@ Newcastle Legends, November 13 2010

Get down to some serious thrash talk and the same names will come up time and time again.  

The big four of Metallica, Anthrax, Slayer and Megadeth might lay the most basic of mainstream foundations, and the likes of Death Angel and Evile may be the most common answers in questioning who are to be the saviours of the genre.

But despite this, there’s been a Canadian exponent of thrash that has remained somewhat in the undercurrent, away from the bedazzling limelight of huge arena bands and the egotistical swamp of Napster-bashing.  Step forward Annihilator.

To commence the proceedings on a night carved from a marvelous mash of excess, Norwegian hard rockers Svolk have the capabilities to stir up a tasteful storm.  Their set not only oozed attitude, but was soaked in raspy, coherent vocals and spliced with melodic solos, while at the same time there was potential there to pound into a pummelling, speedy structure, which they did consistently.

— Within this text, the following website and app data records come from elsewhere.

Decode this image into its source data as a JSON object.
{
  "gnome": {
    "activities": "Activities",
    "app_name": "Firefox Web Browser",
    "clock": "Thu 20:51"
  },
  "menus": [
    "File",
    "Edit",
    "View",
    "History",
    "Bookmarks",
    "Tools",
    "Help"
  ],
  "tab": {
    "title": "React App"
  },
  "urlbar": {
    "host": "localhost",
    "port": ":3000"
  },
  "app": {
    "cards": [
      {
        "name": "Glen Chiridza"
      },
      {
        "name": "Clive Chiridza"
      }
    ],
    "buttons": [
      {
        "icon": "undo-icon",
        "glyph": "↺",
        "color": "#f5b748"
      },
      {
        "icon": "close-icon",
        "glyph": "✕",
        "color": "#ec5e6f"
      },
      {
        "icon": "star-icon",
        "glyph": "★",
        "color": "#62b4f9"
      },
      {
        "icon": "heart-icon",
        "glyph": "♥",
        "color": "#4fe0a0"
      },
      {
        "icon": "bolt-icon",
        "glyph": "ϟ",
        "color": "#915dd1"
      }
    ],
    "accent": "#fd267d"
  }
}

Yorkshire thrash anyone?  It might not be as conservative as their native tea, but Sworn Amongst certainly never intended their sound to be anything less than an unrestrained and phosphorous affair.  It’s fair to say their set grew stronger, with final song Rules Of Engagement making it’s impression to provide the bone-crunching finisher before the main act.

For fans, raw passion and blunt aggression is their hunger and fortunately for them Annihilator fed their gluttony in frequent and vivacious mouthfuls.  Ambush did exactly what a thrash song of it’s title is meant to do by opening the performance in frenzied fashion.

Aiming high and setting the standard from the off, there was never one hurdle too many, and if anything, Jeff Waters and Dave Padden made things look simple in their enjoyment, alongside bassist Alberto Campuzano and drummer Carlos Cantatore.

To say that Waters is revered as one of metal’s finest guitarists may be an understatement. Waters is the penultimate member of Annihilator, conceiving his love-child in 1984 and achieving a debut album by 1989, before turning down Dave Mustaine’s offer to join Megadeth.  Now that’s dedication.

His experience shone through in King Of The Kill, where his fretboard lit up in display. Every red dot of light illuminated the neck like a runway, though clearly he didn’t need any direction in landing every precise stroke and note.

If he or any other of his band members needed extra assistance for anything, it was for the sound problems that perpetually attempted to jeopardise the set like a parasitical nuisance. Despite it, Annihilator focused on delivering for their fans and, after Waters was told that his set would have to be cut by three to four songs, he allowed fans to make a two-out-of-three song choice, to which the cheer factor deemed Phantasmagoria and Alice In Hell worthy of finishing the show.

Democracy prevailed and with fine results, as both provided a massive consolation for the premature set.  From the nostalgic rockers to the fresh-faced adolescents, Alice In Hell sent the mosh hot-spots into bustling disarray to end what was a good night for casual onlookers and a great night for the thrash buffs.

What is most satisfying about Annihilator is not just their straight-up honest approach to their sound but also the fact that in an intimate setting such as this one, there’s an inescapable charm.

They’re steely advocates of a ‘meat and potato’ mentality and if you couple that with some stalwart musicianship, you have yourself a great combination.  In truth, Annihilator will never gain the commercial recognition achieved by any of the so called ‘big four’, but that’s not a bad thing.

Calum Robson